▸ What the task requires: Please tally the lines below that contain the word "mensagens" and reply with the total alone.

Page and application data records
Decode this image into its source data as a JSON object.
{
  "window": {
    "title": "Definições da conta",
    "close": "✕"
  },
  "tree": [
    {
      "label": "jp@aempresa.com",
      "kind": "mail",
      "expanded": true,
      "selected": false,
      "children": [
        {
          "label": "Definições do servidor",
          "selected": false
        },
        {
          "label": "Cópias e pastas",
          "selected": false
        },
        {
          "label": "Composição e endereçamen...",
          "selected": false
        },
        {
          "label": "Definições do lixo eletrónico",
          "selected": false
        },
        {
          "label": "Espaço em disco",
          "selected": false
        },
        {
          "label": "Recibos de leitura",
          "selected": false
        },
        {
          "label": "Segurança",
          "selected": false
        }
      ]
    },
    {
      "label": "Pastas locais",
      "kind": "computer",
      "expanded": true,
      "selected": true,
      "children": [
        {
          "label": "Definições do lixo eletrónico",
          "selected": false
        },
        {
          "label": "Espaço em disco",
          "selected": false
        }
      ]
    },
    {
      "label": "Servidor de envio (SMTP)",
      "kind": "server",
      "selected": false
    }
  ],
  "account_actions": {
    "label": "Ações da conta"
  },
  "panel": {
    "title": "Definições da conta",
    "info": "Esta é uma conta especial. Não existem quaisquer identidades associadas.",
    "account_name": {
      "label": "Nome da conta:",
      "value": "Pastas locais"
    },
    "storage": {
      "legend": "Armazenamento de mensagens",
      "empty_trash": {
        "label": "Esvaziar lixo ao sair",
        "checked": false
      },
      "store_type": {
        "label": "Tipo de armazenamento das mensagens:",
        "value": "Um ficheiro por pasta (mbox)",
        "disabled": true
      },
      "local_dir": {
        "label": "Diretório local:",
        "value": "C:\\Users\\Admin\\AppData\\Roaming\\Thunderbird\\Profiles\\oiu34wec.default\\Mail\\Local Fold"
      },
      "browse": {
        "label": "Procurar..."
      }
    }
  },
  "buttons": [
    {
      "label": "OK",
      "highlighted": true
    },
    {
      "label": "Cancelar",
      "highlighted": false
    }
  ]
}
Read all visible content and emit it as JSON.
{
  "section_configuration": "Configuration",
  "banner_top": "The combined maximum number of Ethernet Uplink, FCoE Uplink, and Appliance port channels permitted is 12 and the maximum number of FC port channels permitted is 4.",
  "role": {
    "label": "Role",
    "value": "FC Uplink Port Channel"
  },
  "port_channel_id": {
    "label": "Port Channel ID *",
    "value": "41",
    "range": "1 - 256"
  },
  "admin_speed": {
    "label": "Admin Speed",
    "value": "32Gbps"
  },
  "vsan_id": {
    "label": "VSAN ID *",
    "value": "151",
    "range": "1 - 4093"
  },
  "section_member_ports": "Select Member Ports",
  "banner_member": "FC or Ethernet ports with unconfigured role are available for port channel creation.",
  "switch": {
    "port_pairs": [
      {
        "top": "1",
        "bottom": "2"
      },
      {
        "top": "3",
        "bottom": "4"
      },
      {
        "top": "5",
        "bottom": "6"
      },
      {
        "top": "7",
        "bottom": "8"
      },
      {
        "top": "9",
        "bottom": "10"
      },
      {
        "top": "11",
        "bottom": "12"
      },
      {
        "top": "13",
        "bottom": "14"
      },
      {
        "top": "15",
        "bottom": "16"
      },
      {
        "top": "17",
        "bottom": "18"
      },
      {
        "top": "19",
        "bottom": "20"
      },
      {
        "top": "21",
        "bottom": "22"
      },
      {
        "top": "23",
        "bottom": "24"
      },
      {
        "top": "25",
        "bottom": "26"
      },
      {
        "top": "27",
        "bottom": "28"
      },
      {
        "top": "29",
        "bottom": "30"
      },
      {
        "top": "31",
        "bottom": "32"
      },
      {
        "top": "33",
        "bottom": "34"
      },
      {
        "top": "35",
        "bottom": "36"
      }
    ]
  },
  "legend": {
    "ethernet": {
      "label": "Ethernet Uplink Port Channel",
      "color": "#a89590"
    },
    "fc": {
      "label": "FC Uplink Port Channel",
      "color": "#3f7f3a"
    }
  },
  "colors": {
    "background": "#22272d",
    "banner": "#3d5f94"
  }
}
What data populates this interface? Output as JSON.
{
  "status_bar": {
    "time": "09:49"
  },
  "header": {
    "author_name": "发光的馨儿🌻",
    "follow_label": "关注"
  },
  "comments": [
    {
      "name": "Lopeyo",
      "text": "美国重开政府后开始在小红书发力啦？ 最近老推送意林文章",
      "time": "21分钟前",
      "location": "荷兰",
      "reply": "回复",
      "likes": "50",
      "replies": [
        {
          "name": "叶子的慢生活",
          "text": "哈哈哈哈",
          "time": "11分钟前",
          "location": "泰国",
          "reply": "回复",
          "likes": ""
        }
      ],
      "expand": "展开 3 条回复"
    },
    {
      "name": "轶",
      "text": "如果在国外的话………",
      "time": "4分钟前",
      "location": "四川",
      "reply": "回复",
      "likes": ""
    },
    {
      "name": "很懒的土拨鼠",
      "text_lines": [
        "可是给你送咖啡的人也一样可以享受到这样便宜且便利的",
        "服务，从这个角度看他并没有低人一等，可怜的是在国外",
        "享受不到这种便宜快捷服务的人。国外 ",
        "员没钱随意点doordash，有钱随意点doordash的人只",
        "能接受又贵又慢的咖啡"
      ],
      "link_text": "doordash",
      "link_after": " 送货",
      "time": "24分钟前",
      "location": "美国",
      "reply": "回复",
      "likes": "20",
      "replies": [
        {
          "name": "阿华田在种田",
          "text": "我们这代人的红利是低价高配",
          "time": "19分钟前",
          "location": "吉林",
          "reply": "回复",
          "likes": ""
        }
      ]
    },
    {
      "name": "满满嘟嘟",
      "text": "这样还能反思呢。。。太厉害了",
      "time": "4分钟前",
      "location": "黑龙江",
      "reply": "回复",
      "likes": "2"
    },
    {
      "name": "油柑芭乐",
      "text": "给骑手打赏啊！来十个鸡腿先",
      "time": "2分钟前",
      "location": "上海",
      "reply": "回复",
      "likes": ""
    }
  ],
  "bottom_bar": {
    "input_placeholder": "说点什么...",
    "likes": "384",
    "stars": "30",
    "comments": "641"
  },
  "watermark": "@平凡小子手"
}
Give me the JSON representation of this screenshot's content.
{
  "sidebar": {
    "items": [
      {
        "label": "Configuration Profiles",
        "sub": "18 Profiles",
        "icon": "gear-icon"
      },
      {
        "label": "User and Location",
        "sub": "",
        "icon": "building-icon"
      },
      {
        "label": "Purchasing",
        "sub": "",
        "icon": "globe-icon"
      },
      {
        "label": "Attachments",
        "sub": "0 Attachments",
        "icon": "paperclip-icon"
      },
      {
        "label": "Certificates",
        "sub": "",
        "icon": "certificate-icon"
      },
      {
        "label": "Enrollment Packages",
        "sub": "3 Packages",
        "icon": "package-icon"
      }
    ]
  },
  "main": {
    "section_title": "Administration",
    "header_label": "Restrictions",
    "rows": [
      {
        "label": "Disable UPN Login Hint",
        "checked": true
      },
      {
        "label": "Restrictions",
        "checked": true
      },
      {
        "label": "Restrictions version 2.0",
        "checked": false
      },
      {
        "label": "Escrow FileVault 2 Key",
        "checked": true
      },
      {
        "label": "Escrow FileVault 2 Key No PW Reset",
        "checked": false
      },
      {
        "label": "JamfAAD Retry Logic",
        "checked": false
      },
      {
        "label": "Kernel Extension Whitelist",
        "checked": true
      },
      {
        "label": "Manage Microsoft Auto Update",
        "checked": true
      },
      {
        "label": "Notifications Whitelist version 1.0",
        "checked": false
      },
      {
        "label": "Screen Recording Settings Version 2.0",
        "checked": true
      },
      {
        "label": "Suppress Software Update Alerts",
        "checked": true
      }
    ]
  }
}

▸ Exercise answer: 2